So, I don’t think those statements are all that crazy. Like Amanda Cox says: “generic solutions work perfectly well in some cases”. But I would say that no matter what future tools exist in this realm, coding will always be valuable. This is because a programming language is really just another tool – not much different than Word or Excel. (This is especially apparent of languages like R and Processing that cater somewhat to the non-computer science crowd).
Being able to use these tools effectively is more akin to a bus driver knowing how to fix or improve his bus. Certainly not something every bus driver will be able to do, but a wonderfully powerful skill for those who can. (I was going to say your bus driver metaphor “breaks down” a bit – but I couldn’t fit the pun in anywhere).
I agree with you that there will always be a “long tail” of specialized applications, in data science as in other fields. People who can make their own solutions will continue to add value for fulfilling custom needs.
However, that same quote from Amanda Cox indicates to me that the generic tools have a long way to go. If generic tools were doing their job it would read, “generic solutions work perfectly well in MOST cases”.
I’m just trying to point out that it should seem odd that programming ability is extremely valuable for performing what seem to be mundane tasks. Case in point: the graphic above, an election map with horizontal arrows. With the current set of publicly available tools, that would take an experienced programmer weeks to get that right. They’d have to worry about things like district boundaries, state boundaries, placement of city labels, choice of map projections, linking records, calculating centroids, computing fade effects, and the half-century old question of where to put Alaska and Hawaii. If proper tooling were available, in my opinion, a custom election map like that would be as easy as making a custom Pie Chart in Excel.
In the early days of automobiles it was essential to have a driver who knew a little bit about engines in the not unlikely event that something went wrong. We are in the early days of data visualization, and it is essential to know a little bit about programming in the not unlikely event that the generic tools can’t do the job right. But just as knowing automobile mechanics is no longer a prerequisite to hauling a bus full of kids to school every morning, programming ability is bound to shift from a “need-to-have” skill to a “nice-to-have” skill for practitioners of data science.
google cached version: http://webcache.googleusercontent.com/search?q=cache:_khg5NpLzL4J:www.creativeapplications.net/theory/designing-programs-theory/+site:www.creativeapplications.net+amanda+cox&cd=1&hl=en&ct=clnk&gl=us
Thanks. Not sure why the original isn’t up right now.
@ Evan Miller
It depends on what kind of user you are.
There are many visual (rapid development) programming environments, but they don’t make programming obsolete. In fact, they make it even more important. You very quickly run up against the limitations of the software. What non-technical people can do in it is limited albeit useful in simple situations.
It also depends on the type of software. Image editors are all unique, which is the beauty of using new tools.

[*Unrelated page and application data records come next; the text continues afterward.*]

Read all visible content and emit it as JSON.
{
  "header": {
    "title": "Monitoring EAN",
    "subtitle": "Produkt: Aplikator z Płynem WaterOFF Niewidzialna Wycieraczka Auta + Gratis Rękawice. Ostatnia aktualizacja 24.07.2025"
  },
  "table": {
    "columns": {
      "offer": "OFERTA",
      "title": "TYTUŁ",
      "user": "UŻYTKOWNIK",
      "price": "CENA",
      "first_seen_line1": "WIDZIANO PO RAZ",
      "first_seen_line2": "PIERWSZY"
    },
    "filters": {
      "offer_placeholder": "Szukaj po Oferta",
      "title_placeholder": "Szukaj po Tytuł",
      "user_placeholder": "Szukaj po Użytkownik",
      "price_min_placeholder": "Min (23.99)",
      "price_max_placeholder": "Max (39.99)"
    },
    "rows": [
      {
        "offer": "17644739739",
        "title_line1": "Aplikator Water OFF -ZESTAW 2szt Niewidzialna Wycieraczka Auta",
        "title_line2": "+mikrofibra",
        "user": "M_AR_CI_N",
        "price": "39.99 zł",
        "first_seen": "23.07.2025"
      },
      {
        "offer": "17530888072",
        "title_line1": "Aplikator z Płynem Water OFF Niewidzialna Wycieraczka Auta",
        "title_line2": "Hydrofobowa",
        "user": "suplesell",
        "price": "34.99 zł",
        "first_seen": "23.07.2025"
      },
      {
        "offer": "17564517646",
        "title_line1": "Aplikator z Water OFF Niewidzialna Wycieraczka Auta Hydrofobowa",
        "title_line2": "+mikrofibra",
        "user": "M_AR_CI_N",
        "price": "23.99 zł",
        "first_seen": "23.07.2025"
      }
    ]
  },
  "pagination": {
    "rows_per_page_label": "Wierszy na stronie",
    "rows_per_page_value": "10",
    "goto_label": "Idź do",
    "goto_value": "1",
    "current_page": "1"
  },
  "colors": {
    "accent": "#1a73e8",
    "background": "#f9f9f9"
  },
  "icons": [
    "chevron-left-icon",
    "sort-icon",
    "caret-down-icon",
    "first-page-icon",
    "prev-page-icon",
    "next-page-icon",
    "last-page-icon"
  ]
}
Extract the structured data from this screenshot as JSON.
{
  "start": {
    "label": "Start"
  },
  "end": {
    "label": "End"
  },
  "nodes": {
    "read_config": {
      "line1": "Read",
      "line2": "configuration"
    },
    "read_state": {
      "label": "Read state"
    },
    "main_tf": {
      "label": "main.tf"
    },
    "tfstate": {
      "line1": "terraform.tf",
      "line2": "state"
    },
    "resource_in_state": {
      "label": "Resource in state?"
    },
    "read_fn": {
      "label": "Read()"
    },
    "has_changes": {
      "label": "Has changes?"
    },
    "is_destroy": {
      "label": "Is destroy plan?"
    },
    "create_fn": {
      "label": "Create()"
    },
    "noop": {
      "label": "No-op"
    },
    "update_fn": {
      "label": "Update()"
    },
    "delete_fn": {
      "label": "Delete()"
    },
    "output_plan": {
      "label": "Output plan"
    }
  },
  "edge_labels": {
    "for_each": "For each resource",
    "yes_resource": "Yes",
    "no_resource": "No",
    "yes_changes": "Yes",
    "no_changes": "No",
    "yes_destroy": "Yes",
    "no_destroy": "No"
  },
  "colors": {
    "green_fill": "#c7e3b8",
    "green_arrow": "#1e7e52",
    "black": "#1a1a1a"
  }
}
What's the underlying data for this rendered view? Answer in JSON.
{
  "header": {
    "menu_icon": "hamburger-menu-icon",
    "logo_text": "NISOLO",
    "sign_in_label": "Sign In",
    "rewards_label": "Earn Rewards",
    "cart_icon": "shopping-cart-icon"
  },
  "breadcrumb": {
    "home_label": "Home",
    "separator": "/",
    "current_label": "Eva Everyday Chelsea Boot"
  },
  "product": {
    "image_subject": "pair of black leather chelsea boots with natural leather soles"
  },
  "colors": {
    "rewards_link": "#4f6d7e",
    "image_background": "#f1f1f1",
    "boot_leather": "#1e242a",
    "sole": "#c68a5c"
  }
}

Some are very experimental, some are more standardized because of the market they target. Each handles differently, like a different car. One does not fit all. Individual “feel” aside, there is no one piece of software that will ever do everything, just as there is no one brush or surface that will satisfy all painters, just as there is no one musical instrument that will satisfy all musicians. This fields is to a great extent artistic, which is about experimentation.
Word processing or spreadsheets is about function. It’s office software meant for the standard tasks. It’s a completely different class of software. That said, departments that use Word or Excel are littered with customized solutions. So your crazy statements are not that far from the truth. People get into VB scripting, macros, and the like to get the standard software to do what they want. In fact, you’d be amazed by the extent to which some departments go with adding onto Excel or Word (this is not including all the commercial add-on software you can buy to add functionality to office applications).